There is a serious point here. The point of intellectual activity, as I understand it, is to get beneath the superficial rhetoric of a culture, its propaganda, its marketing, not to float on it. We are living through a time when the hamstrung mainstream media are mesmerised by the prospect of turbaned barbarians at the gate; this does not mean our thinkers should be. Even our structurally dissident community largely accept a myth; that fundamentalist Christianity is the power behind the neo-con throne, rather than vice versa.
As a good rule of thumb, any polemic featuring parties stating categorically that the other party is responsible for everything bad is unlikely to be veering toward fact. You are at liberty to love or loathe religion, believe in god or something else entirely; you are not entitled to assume one category of faith unique purely because of its object. And moving from there to blaming it for the ills of the world (if there’s a god involved in war, poverty and inequality it’s presumably Mammon) is not a leap of logic, or even intuition; it’s a leap of faith.

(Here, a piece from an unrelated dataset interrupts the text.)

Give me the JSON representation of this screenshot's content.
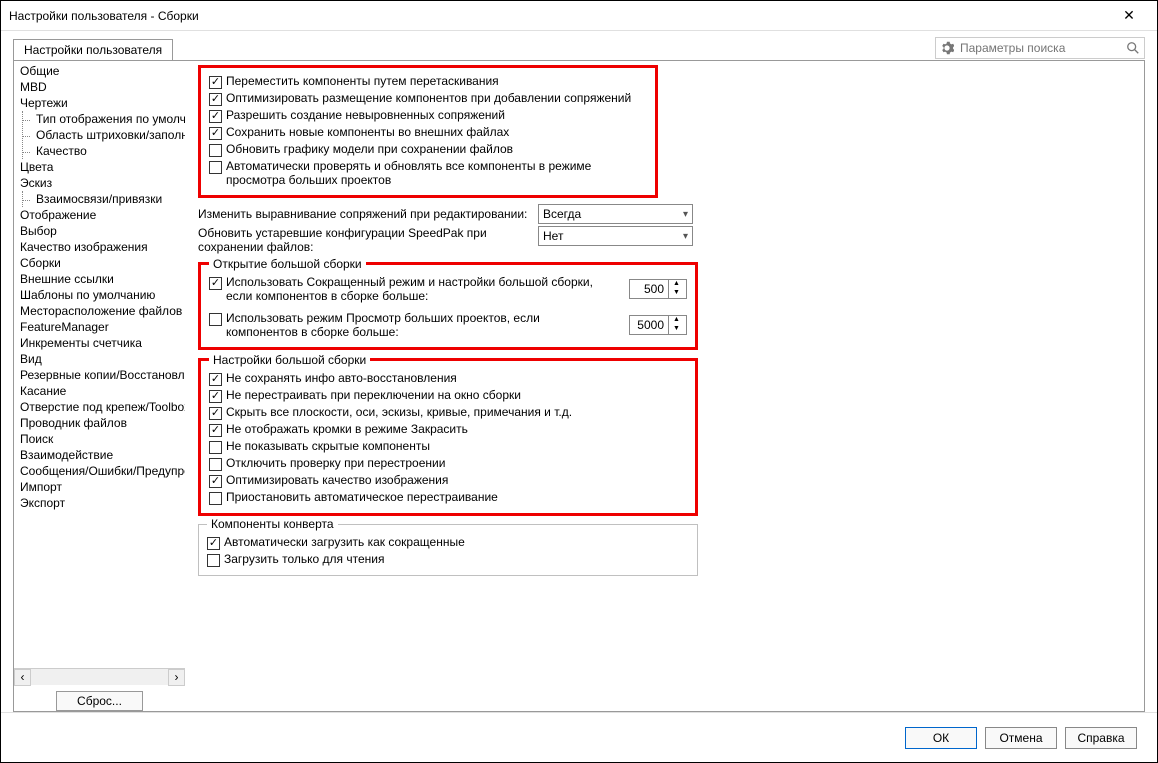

Were we instead to pay a modicum of attention to the sadly mundane facts of life: that small groups of powerful people decide what large groups of poor people can and should do; that war and conflict, inequality and oppression (domestic and international) are all things done for gain; that we are gullible enough in large enough numbers to go and fight for lies; that this is a characteristic of our culture, as we have invented and developed it; and that religion at its most powerful is merely an appendage of the real power vested in the state and its elite; then we could perhaps add another candidate to John Gray’s adage: religion, like war and smoking, are habits of the poor. Our commentators, naturally, are our betters.
The author has no religious affiliation.